Fortunately, Fortune Feimster continues to confront critics with humor and visibility. Notably, she made her action-hero debut last spring in the Netflix series FUBAR. She's also on tour with her Live Laugh Love stand-up act, where she performs in regions where conservatives are scapegoating LGBT people and banning books, drag shows, and gender-affirming health care. Amid such injustice, LGBTQ+ audience members and allies long for the safe place Feimster gives for honoring ourselves and finding humorous relief.
As a lesbian, Fortune Femister uses the pronoun "she".
During an interview, Feimster discussed how her character in Yes Day may be gay, how she was pulled into the crazy of Barb and Star, and how Hollywood is now ready for her to shift from a little role to a prominent role.

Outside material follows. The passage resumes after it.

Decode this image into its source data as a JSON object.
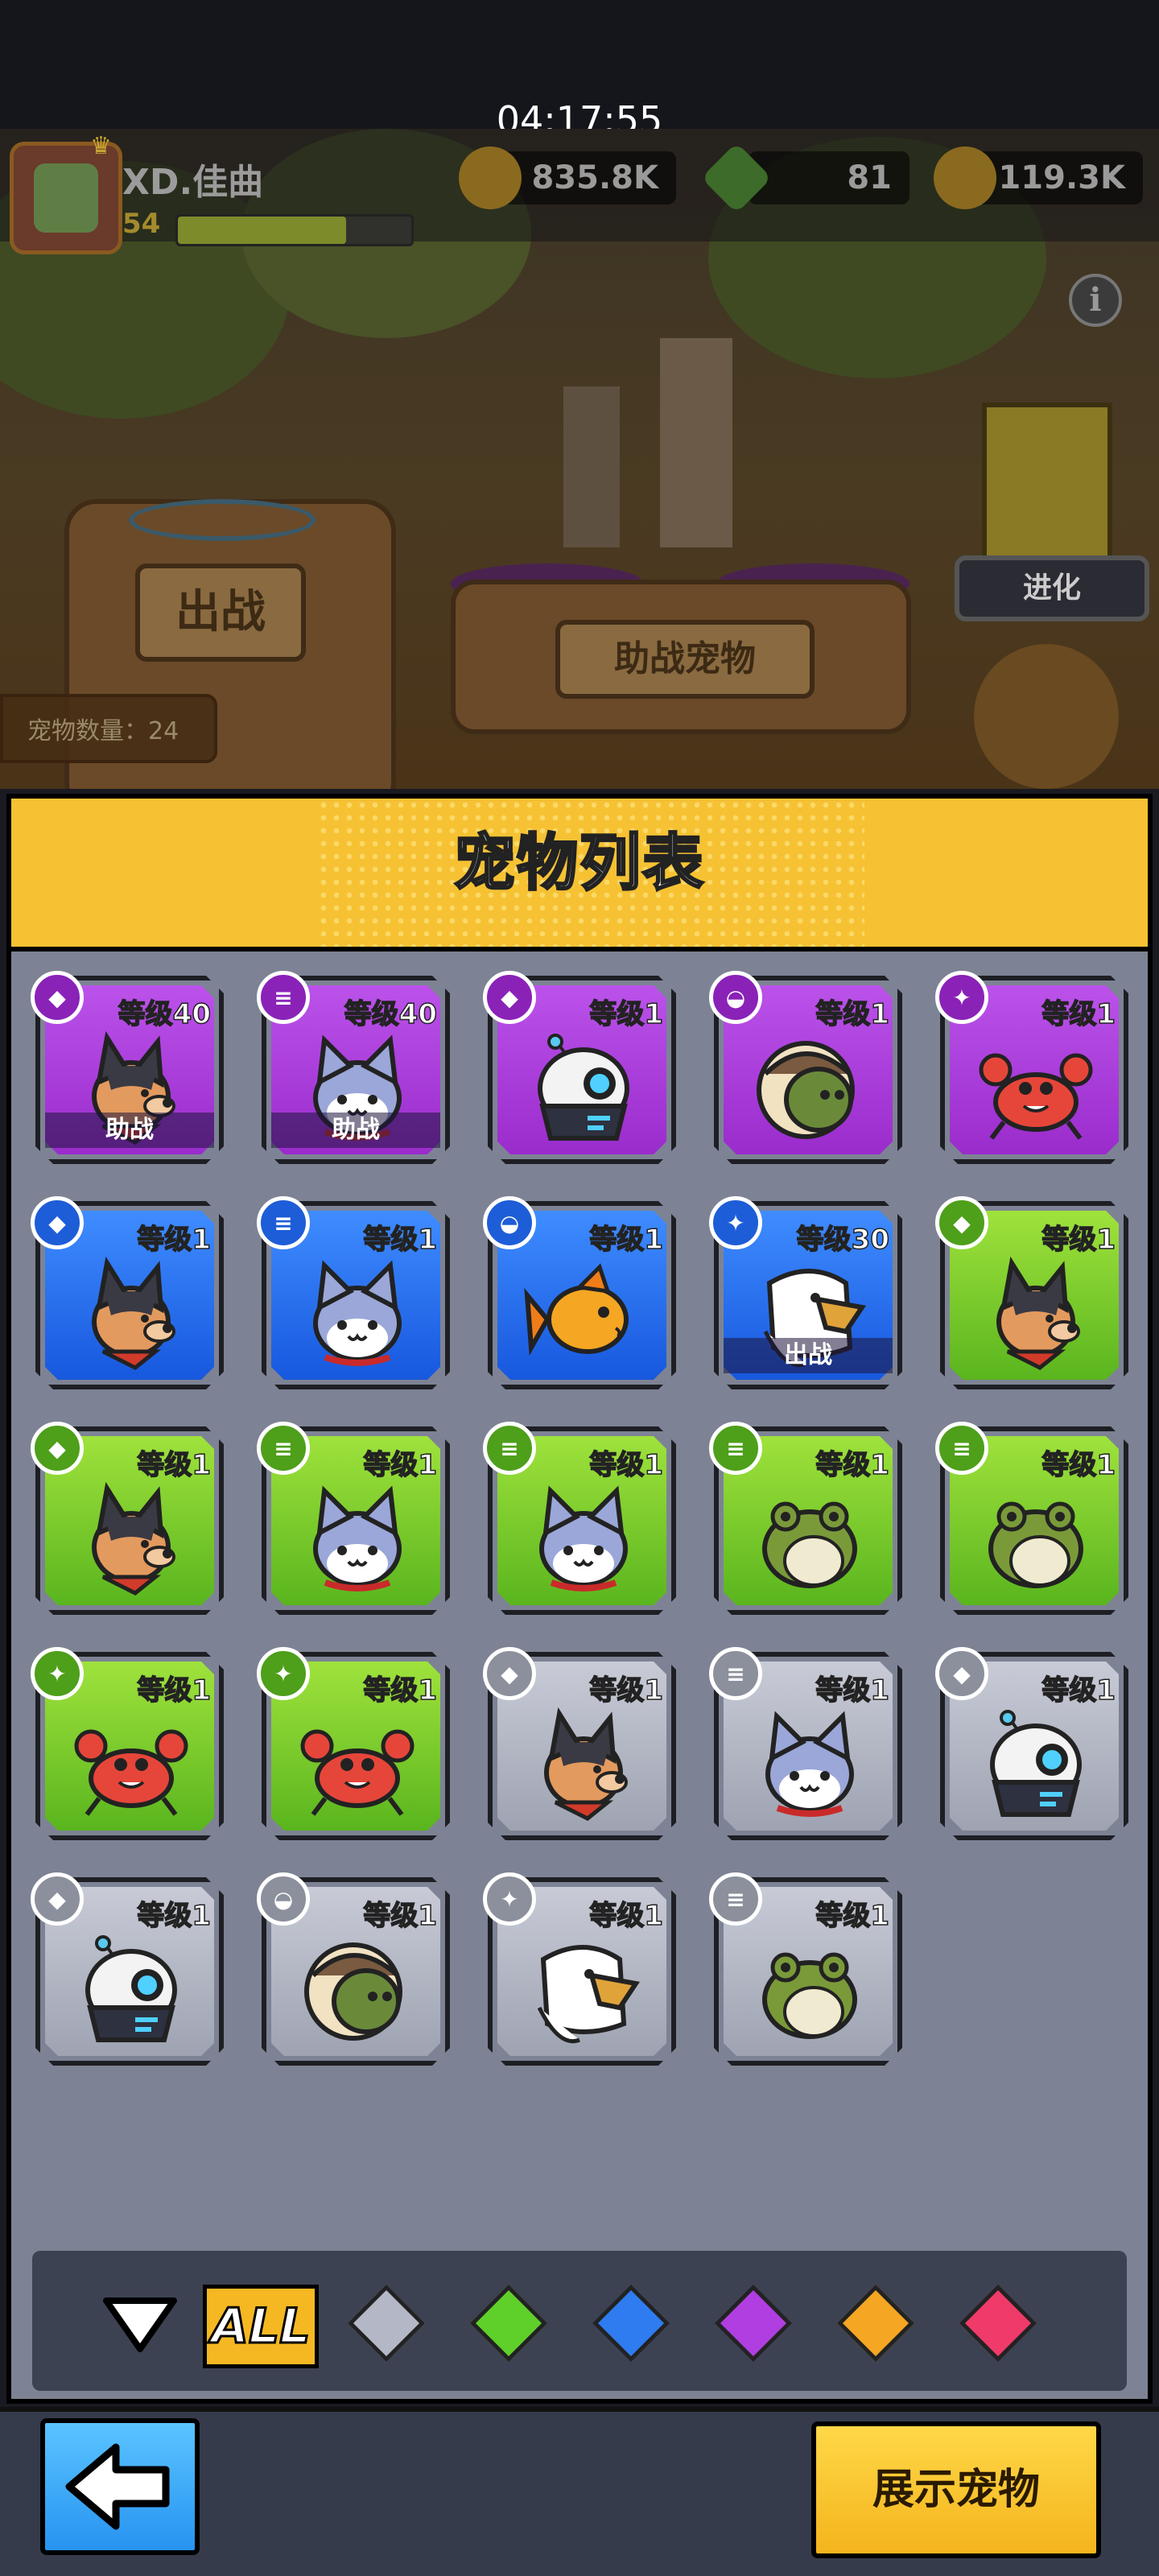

While LGBTQ+ media has grown in recent years (with films like Bros. and TV shows like Heartstopper), there are few great representations of lesbians or bisexual people in the entertainment business. Lesbians are especially tough to come by in the realm of comedy and television comedies. Fortune Feimster, being a lesbian, is doing a great job and is transparent about every detail after coming out as a lesbian.